Junior's Retirement

Ken Griffey, Jr, known affectionately as Junior, retired from baseball yesterday. After 20 plus seasons and 600 plus homeruns (5th on the all time home run list), Junior is a sure bet first round hall of famer. He came to Seattle as a 19 year old kid and stayed for 11 years playing at such a high level it is said he saved baseball in Seattle. Safeco Ballpark is the park Junior built. Since playing for Seattle he has been with the Reds and a short stint with the White Sox. Seattle brought him back last year. It was the feel good story of last baseball season. Griffey brought his infectious love for the game and his fun loving style to the Mariners team and they over achieved. But not this year. The pop in Griffey's bat was gone. There was no bounce left in his legs. He put on too much weight. Rumors circulated he needed naps between innings. He got up to bat almost 100 times this year and got 18 hits for a paltry .184 average. He hit only 2 doubles and no home runs. Not hall of fame numbers. He could not play the outfield. First, he dh'd and then he rode the bench nearly grounding into a doubleplay in his last pinch hit attempt. Sports journalists -mostly tactfully- hinted he had stayed one year too long. It was time to retire. So, he did. Yesterday, was the first day in many years he did not show up to a ballpark. His absence spoke volumes. Some players cried. Everyone spoke fondly of the Griffey years.

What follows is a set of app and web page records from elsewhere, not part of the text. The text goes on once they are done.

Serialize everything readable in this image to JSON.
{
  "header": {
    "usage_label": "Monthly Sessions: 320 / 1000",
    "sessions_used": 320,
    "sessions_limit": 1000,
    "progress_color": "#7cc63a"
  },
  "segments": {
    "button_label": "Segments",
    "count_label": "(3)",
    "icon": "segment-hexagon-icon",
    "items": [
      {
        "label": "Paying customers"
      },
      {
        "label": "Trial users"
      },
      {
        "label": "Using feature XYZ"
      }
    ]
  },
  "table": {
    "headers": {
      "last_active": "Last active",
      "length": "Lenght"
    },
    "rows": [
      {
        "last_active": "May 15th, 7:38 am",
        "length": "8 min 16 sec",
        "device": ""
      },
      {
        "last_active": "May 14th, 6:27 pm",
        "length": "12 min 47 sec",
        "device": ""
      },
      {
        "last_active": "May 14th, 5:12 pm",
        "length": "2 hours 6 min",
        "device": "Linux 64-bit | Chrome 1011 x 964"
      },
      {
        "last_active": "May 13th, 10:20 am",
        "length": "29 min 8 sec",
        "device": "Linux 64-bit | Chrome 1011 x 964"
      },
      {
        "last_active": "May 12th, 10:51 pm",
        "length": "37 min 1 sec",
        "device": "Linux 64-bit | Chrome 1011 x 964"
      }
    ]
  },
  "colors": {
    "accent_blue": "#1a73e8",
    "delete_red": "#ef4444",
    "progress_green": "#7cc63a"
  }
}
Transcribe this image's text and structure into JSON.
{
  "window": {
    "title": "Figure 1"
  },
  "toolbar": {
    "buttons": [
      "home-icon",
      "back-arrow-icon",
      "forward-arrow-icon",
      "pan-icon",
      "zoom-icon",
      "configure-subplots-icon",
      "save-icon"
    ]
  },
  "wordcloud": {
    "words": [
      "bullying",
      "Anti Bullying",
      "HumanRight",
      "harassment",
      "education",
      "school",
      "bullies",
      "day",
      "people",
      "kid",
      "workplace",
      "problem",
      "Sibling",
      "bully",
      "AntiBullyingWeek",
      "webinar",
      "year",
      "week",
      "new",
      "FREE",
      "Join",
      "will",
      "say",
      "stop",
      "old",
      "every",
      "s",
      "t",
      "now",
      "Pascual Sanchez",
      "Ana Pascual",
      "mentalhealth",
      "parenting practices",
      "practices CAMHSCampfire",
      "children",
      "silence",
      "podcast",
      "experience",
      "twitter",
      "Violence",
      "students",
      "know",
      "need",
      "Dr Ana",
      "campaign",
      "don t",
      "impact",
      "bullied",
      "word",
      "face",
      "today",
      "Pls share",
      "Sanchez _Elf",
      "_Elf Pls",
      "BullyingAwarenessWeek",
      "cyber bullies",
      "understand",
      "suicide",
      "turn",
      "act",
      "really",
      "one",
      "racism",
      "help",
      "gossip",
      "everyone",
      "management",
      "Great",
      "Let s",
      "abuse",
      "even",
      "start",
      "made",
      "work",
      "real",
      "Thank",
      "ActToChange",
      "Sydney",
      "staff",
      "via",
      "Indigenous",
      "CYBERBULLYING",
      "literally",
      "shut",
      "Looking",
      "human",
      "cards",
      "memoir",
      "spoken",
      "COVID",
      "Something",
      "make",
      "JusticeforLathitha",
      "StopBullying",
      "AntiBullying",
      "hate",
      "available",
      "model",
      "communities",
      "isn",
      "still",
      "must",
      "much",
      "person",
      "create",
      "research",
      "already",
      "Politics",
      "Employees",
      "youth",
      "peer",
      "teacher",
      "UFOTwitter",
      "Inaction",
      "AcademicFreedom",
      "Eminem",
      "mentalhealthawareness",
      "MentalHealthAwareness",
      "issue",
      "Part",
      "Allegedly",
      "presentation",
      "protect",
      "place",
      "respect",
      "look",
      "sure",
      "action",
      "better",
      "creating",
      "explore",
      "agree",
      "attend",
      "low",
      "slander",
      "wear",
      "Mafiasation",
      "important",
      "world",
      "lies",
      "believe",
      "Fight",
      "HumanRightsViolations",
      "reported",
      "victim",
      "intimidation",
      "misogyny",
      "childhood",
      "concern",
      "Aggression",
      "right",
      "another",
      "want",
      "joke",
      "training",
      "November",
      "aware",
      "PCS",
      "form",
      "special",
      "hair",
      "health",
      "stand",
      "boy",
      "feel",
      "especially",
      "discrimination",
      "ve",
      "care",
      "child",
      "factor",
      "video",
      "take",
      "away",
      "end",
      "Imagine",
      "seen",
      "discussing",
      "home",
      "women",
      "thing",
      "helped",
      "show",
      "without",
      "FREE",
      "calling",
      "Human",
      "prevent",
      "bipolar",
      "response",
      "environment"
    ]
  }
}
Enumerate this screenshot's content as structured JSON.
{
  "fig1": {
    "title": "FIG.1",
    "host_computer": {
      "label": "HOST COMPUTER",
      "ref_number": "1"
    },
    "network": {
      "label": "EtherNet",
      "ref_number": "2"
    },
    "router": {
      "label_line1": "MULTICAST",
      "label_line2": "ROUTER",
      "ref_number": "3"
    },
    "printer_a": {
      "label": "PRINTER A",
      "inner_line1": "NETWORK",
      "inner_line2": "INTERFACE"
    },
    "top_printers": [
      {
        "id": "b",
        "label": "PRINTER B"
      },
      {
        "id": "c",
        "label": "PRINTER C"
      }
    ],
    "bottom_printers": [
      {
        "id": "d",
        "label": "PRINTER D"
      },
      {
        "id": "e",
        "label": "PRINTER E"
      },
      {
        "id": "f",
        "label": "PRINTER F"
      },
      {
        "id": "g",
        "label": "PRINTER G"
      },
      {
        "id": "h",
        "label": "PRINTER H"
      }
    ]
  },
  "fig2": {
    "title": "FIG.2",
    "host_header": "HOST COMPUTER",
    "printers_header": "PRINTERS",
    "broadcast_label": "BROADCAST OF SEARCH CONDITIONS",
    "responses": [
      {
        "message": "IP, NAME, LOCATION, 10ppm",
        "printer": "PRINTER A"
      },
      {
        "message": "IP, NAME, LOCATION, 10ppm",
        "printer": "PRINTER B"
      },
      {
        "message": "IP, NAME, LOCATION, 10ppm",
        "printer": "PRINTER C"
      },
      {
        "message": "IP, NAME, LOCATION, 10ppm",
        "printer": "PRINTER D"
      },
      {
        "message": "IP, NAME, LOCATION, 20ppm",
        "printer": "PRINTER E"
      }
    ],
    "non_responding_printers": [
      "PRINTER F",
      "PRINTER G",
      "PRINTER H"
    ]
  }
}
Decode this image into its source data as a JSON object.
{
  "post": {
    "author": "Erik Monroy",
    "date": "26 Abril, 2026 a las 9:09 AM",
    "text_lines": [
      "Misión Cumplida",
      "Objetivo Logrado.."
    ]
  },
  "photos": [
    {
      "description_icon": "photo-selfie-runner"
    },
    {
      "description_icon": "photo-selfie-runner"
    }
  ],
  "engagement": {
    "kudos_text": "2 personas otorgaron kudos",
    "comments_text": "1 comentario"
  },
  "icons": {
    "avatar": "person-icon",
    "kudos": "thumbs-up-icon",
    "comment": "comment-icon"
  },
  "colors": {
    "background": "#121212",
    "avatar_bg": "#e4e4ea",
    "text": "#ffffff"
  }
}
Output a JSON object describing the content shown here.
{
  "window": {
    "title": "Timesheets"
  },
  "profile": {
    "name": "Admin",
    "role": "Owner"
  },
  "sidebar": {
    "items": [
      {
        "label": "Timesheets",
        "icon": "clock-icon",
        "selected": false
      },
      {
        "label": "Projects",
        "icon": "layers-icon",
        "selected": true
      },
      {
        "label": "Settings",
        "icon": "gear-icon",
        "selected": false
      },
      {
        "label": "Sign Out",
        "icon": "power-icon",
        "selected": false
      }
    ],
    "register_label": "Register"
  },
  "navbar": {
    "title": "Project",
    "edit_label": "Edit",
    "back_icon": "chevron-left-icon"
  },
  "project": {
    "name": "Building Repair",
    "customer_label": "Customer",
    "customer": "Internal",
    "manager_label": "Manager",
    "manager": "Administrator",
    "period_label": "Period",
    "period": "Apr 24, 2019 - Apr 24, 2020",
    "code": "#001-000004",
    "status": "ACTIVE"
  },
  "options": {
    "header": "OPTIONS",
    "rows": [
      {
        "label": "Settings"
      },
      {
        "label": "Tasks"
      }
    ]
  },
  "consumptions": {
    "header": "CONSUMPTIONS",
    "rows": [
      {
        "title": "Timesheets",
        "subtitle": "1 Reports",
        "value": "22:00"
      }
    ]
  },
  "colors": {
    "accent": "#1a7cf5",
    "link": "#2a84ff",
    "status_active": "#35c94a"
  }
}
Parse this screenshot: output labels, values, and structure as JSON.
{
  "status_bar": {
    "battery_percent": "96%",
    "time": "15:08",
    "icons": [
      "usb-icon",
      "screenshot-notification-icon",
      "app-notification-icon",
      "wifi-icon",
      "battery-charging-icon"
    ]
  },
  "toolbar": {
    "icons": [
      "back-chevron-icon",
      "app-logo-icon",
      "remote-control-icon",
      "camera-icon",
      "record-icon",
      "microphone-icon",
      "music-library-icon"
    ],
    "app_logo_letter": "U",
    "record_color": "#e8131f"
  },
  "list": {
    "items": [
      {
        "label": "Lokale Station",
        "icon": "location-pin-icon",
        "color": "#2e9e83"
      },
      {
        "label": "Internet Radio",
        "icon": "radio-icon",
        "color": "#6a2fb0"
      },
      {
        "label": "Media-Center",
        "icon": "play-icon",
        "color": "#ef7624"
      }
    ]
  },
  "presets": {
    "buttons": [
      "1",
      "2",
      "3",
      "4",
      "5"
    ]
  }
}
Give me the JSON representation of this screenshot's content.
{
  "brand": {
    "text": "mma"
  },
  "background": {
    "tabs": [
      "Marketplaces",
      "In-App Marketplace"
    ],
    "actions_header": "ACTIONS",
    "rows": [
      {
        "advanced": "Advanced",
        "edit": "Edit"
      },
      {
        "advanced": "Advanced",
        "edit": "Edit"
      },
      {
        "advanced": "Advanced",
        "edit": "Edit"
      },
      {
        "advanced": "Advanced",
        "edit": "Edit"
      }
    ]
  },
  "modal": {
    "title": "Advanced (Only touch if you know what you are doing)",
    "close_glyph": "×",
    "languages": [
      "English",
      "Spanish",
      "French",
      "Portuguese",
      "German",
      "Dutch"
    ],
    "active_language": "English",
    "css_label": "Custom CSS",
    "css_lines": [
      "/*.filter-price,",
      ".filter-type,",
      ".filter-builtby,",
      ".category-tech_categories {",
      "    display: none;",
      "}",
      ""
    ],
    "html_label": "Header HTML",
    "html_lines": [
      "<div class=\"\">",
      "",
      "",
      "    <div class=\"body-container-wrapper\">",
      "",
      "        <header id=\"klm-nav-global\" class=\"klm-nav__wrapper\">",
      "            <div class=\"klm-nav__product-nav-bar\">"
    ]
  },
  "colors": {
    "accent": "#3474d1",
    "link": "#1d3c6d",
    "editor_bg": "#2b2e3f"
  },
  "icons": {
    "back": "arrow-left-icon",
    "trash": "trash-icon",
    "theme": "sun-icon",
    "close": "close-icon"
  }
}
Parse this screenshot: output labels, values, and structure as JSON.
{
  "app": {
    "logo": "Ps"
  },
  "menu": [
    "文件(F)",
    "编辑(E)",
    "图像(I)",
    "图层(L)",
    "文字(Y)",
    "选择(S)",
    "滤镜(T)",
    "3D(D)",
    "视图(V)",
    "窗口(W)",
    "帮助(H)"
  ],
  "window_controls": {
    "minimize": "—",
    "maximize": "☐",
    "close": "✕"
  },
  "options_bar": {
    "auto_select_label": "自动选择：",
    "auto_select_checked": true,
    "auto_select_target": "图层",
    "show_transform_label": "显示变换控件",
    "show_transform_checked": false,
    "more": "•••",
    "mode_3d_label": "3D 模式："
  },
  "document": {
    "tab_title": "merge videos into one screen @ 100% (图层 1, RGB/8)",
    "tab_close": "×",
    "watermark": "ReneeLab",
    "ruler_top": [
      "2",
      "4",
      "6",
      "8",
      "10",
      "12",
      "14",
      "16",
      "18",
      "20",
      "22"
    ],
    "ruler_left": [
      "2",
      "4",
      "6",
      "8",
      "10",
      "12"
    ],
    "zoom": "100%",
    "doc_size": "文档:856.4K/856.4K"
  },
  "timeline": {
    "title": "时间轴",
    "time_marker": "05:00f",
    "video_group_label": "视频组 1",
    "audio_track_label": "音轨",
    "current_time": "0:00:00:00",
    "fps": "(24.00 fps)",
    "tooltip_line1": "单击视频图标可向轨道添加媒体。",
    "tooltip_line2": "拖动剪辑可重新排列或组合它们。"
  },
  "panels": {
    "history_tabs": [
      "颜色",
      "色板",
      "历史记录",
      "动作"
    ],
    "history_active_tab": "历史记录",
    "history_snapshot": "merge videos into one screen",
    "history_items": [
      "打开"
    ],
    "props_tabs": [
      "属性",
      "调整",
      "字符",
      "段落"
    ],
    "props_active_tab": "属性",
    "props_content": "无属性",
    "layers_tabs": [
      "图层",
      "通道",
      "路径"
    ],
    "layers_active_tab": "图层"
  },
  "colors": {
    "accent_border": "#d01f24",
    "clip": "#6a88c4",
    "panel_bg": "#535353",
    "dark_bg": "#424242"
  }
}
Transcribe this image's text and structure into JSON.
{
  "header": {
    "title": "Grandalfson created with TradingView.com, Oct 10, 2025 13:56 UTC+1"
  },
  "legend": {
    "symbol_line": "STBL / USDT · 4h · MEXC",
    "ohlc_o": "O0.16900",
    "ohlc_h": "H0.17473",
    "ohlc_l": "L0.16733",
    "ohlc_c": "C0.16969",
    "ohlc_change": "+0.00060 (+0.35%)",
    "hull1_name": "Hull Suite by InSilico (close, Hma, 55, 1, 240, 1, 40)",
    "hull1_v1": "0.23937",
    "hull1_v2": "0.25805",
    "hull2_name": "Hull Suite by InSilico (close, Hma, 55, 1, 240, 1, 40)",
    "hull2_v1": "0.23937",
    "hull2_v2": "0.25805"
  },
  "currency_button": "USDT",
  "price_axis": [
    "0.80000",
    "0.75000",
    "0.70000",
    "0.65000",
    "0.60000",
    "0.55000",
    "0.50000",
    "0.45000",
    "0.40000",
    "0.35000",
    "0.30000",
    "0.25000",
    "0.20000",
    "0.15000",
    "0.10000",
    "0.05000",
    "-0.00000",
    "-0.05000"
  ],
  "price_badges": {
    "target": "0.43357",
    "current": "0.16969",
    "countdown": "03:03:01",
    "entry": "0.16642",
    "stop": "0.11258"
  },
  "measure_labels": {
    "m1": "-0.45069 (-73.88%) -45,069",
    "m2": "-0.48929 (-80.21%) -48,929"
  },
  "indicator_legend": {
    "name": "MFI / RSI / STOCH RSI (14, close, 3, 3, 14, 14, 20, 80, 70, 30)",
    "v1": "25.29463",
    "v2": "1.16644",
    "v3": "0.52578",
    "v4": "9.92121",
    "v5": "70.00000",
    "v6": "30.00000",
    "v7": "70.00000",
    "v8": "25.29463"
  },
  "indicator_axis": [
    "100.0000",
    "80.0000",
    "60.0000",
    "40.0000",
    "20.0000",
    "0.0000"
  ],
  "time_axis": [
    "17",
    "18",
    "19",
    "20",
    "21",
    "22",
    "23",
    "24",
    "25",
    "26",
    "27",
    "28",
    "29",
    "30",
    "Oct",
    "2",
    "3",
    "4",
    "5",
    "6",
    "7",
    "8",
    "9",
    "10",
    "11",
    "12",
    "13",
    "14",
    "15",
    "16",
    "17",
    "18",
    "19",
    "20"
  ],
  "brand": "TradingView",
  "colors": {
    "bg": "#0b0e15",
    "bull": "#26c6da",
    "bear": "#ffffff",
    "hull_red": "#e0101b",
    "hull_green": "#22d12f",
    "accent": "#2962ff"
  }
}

How do you know when to retire. Most of the great ones stay too long. Babe Ruth did. Bonds did. Griffey mostly embarrassed himself and put the team management in a tight spot this year. How can you fire a hall of famer? Everyone was waiting for him to bow out gracefully. Which he did, finally.

So how do you know when to retire? Ballplayers can look at their stats and they tell the story of diminished abilities. Ballplayers, especially those of Griffey's caliber, have millions to fall back on and a wide range of options for their post baseball careers. Not so for most of us. Some of us hold on until the "retirement age" doing our jobs even when we've lost the joy of working. Griffey had said when the joy was gone he would retire. Most people don't have that option. Many people today don't even have the choice of retiring; their company chooses to lay them off in a move to downsize. Many more people have seen their retirement portfolios considerably downsized, as well, over the past few years so their retirement plans have been put on hold.

Then there are those who retire only to start a second career. And those who retire and are sorry they did because they forgot to plan for something to do. Travel, or golf, or puttering around the house grows old too.

Griffey seems fortunate to have so many choices in retirement. He would never have to work again if he saved some of the mega millions he has made playing baseball. Hard to feel sorry for him. He had his run and it was a good one. He can find his joy again now that he has more time with his family, or if he joins his fellow retired athletes in the broadcast booth.

His retirement is front page news today. Hardly anyone noticed most of the other people who retired yesterday or those who were forced to retire. How do you know when to retire? Other than athletes and politicians, most people in our society don't have the luxury of asking that question.